Law school gives you at least some of the "bricks" of practice, but none of the mortar that sticks those bricks together. Working in a big firm won't help either. I think the best idea is to work post graduation in a small (<10) attorney shop where you'll be forced to actually learn all of that. Also, buy practice guides for your state. They can be incredibly helpful. Though expensive, I plan on stocking up on a bunch of state specific practice guides and form libraries before jumping ship to solo.

Selfridge
Posts: 9
Joined: Tue Feb 15, 2011 6:18 pm

Re: Hanging Your Own Shingle

Postby Selfridge » Sun Jul 01, 2012 11:00 am

--LinkRemoved--

User avatar
Scotusnerd
Posts: 813
Joined: Sat Oct 01, 2011 7:36 pm

Re: Hanging Your Own Shingle

Postby Scotusnerd » Sun Jul 01, 2012 5:50 pm

Selfridge wrote:http://hangshingles.wordpress.com/welcome/


He recently got a position as a prosecutor, but it's a great little blog. I love his style.

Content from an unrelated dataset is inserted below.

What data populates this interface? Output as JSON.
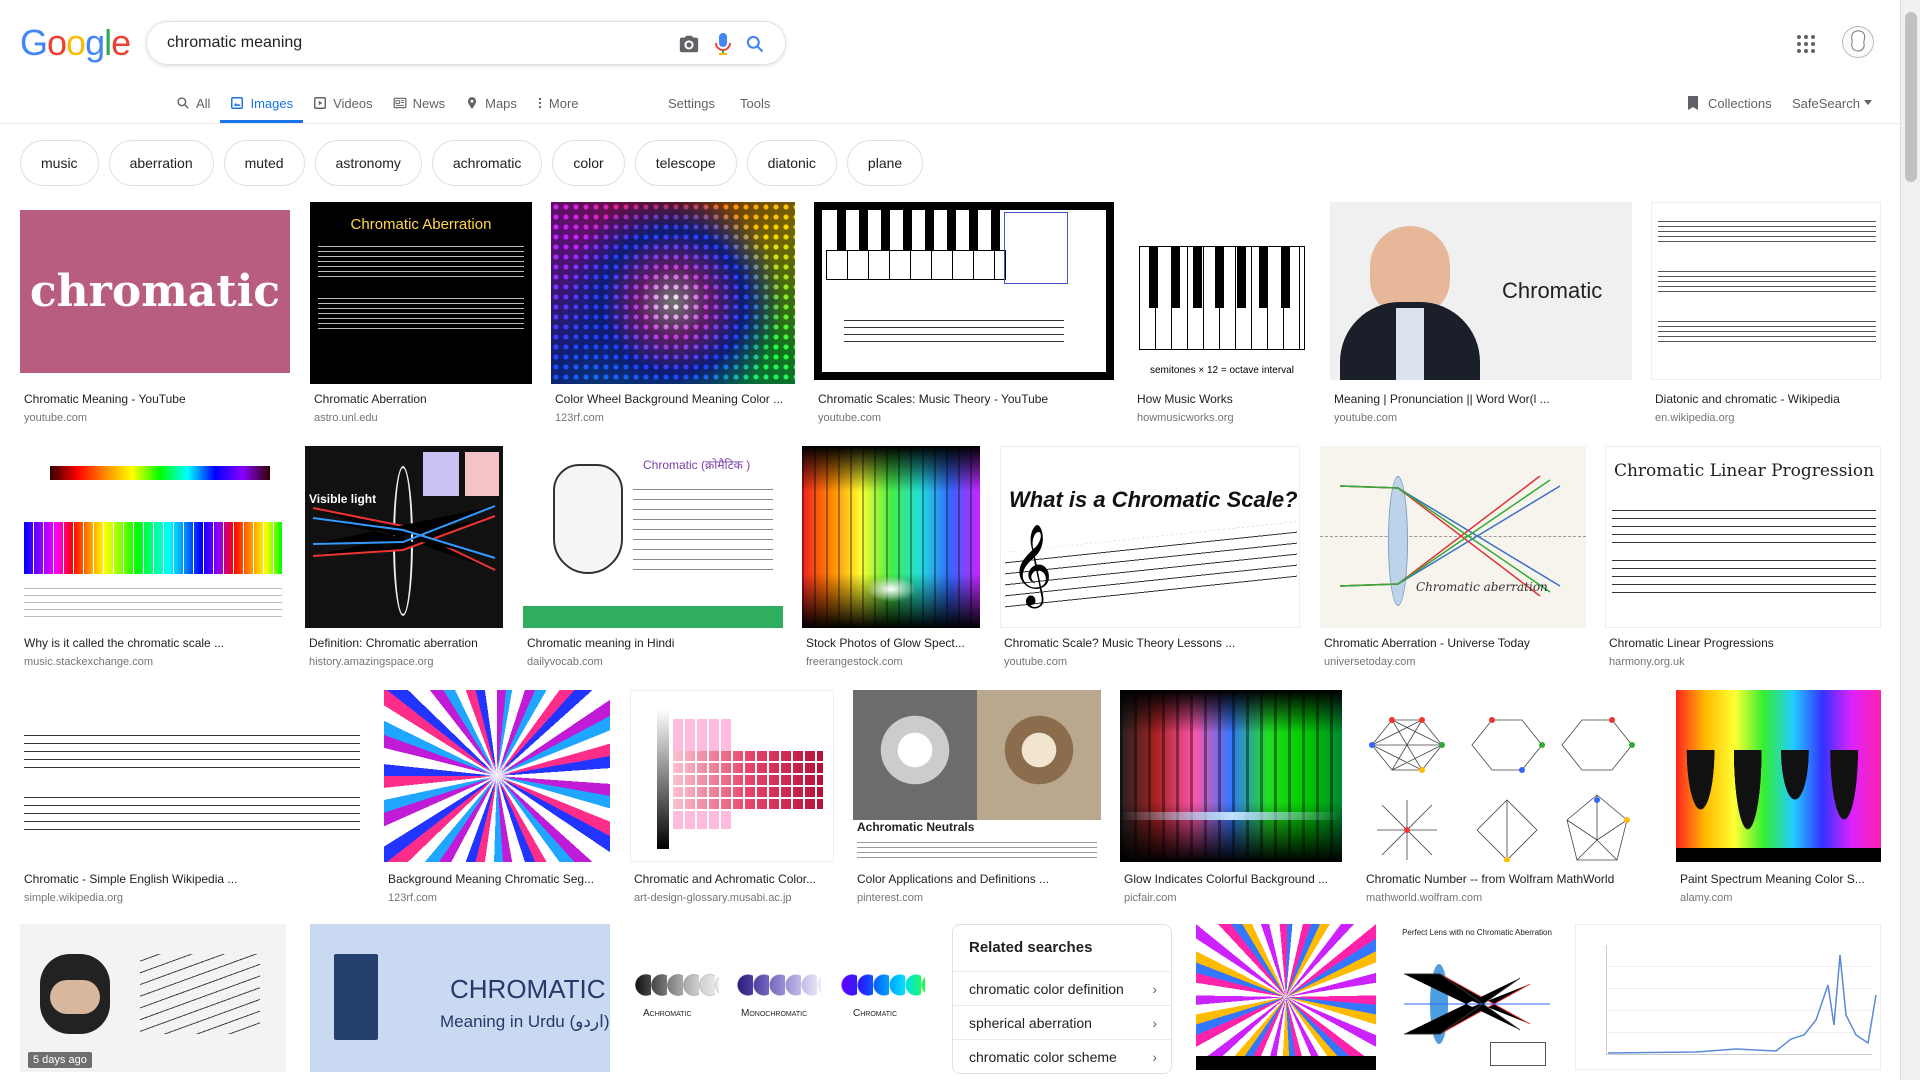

Return to “Legal Employment”

Who is online

The online users are hidden on this forum.